I had failed me. I was the leader and I had climbed in the back seat and let the tactics scare me into being reactive.
Back in grade school, I played little league baseball. I was not a talented player. But I was fast. If I could get on base, then I could steal bases all the way home. It worked over and over again. The strategy was to just get on base and then use my speed. The tactics were learning to bunt, or hit grounders over towards third base.
Back to our business, my coach asked me why I was such a fast-moving person who wasn’t moving fast. I had a thousand reasons – but mostly because people couldn’t keep up. Her rejoinder surprised me: “You’re the CEO, surround yourself with people who can keep up. Their job is to keep up with you. You should love the process, not hate it.”
That day, I gave up the dream of being a big-company CEO. I wanted to be creative and fast, but not stuck in formalities.
• I let go of a thousand details
• I invested twice the time and energy in the people who were closest to me. We held weekly one-on-ones. Nothing was off-limits. Trust went up.
• I found that we were breaking the rules. I got rid of those rules. I replaced them with big-picture objectives. I allowed myself to make subjective/qualitative judgments.
• I refused to accept “homework” from the team. No boomerang delegation.
Our team loves it and they’ve responded by notching up their performance accordingly. I have a lot less control, but a lot more influence.
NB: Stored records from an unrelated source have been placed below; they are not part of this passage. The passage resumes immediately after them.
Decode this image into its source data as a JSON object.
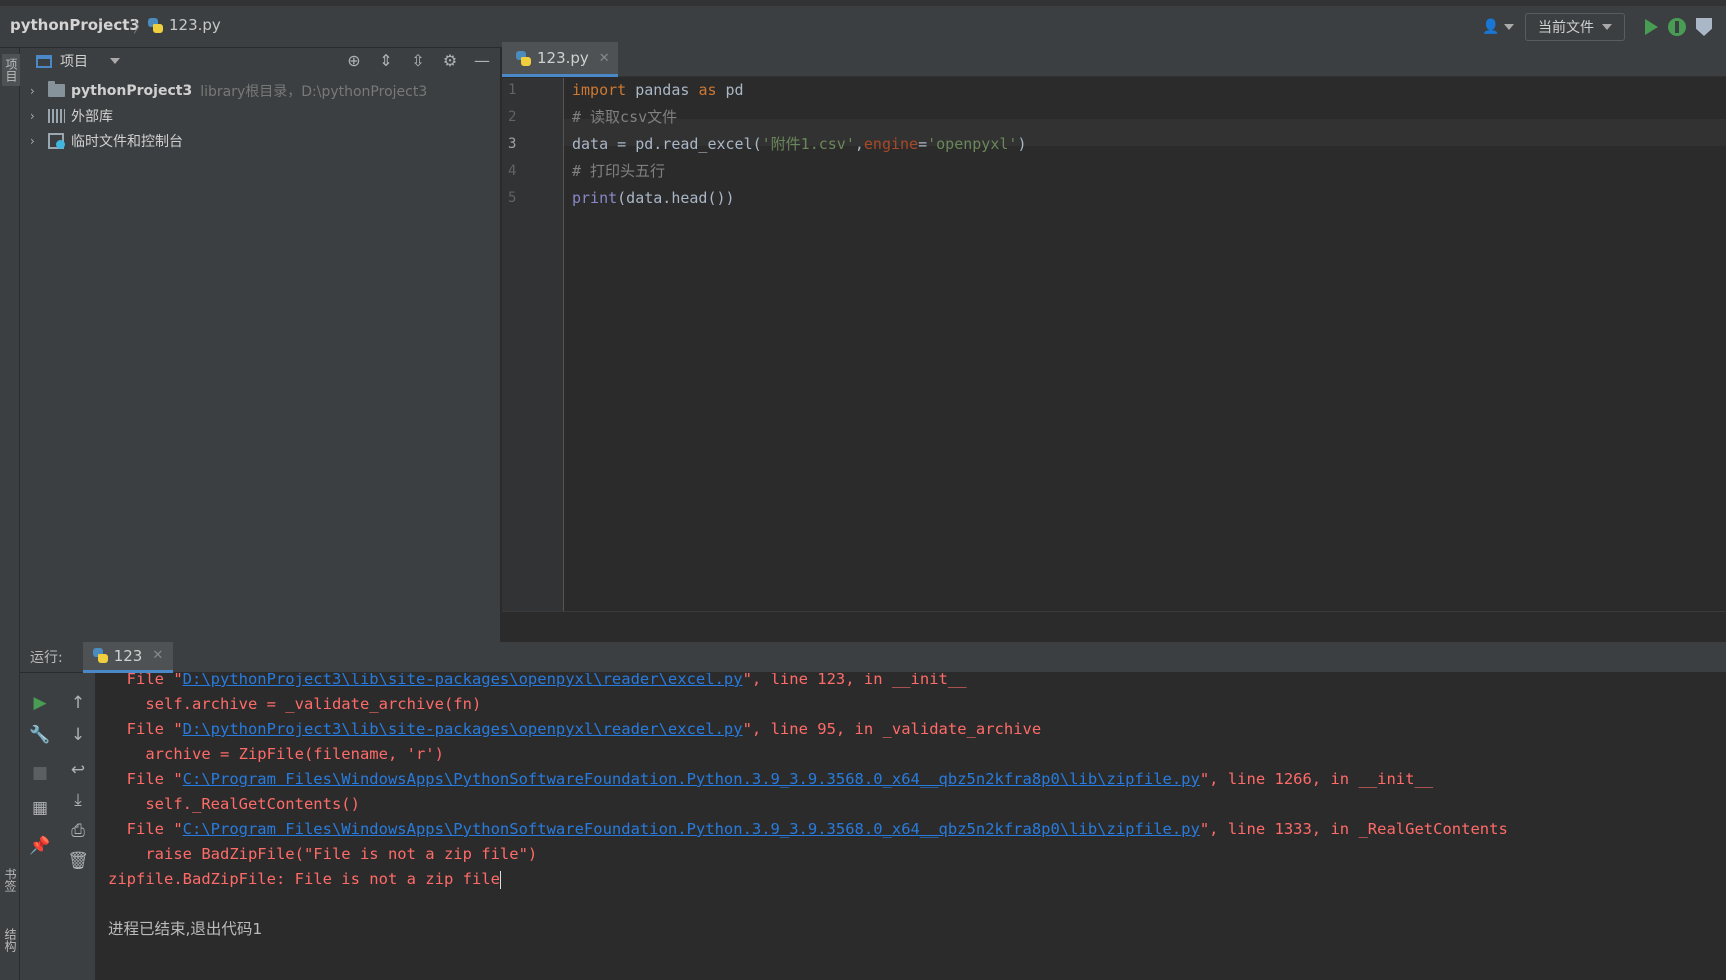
{
  "navbar": {
    "project": "pythonProject3",
    "file": "123.py",
    "config": "当前文件"
  },
  "stripe": {
    "project": "项目",
    "bookmarks": "书签",
    "structure": "结构"
  },
  "project_panel": {
    "title": "项目",
    "tree": [
      {
        "label": "pythonProject3",
        "path": "library根目录，D:\\pythonProject3"
      },
      {
        "label": "外部库"
      },
      {
        "label": "临时文件和控制台"
      }
    ]
  },
  "editor": {
    "tab": "123.py",
    "line_numbers": [
      "1",
      "2",
      "3",
      "4",
      "5"
    ],
    "lines": {
      "l1": {
        "kw1": "import",
        "mid": " pandas ",
        "kw2": "as",
        "end": " pd"
      },
      "l2": {
        "comment": "# 读取csv文件"
      },
      "l3": {
        "a": "data = pd.read_excel(",
        "s1": "'附件1.csv'",
        "b": ",",
        "p": "engine",
        "c": "=",
        "s2": "'openpyxl'",
        "d": ")"
      },
      "l4": {
        "comment": "# 打印头五行"
      },
      "l5": {
        "fn": "print",
        "rest": "(data.head())"
      }
    }
  },
  "run": {
    "label": "运行:",
    "tab": "123",
    "console": [
      {
        "pre": "  File \"",
        "link": "D:\\pythonProject3\\lib\\site-packages\\openpyxl\\reader\\excel.py",
        "post": "\", line 123, in __init__"
      },
      {
        "text": "    self.archive = _validate_archive(fn)"
      },
      {
        "pre": "  File \"",
        "link": "D:\\pythonProject3\\lib\\site-packages\\openpyxl\\reader\\excel.py",
        "post": "\", line 95, in _validate_archive"
      },
      {
        "text": "    archive = ZipFile(filename, 'r')"
      },
      {
        "pre": "  File \"",
        "link": "C:\\Program Files\\WindowsApps\\PythonSoftwareFoundation.Python.3.9_3.9.3568.0_x64__qbz5n2kfra8p0\\lib\\zipfile.py",
        "post": "\", line 1266, in __init__"
      },
      {
        "text": "    self._RealGetContents()"
      },
      {
        "pre": "  File \"",
        "link": "C:\\Program Files\\WindowsApps\\PythonSoftwareFoundation.Python.3.9_3.9.3568.0_x64__qbz5n2kfra8p0\\lib\\zipfile.py",
        "post": "\", line 1333, in _RealGetContents"
      },
      {
        "text": "    raise BadZipFile(\"File is not a zip file\")"
      },
      {
        "text": "zipfile.BadZipFile: File is not a zip file"
      }
    ],
    "exit_message": "进程已结束,退出代码1"
  }
}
And a lot more freedom.
This blog post is a summarized version of my interview on Todd Uterstaedt’s podcast, From Founder to CEO.
To listen to the full interview, go here.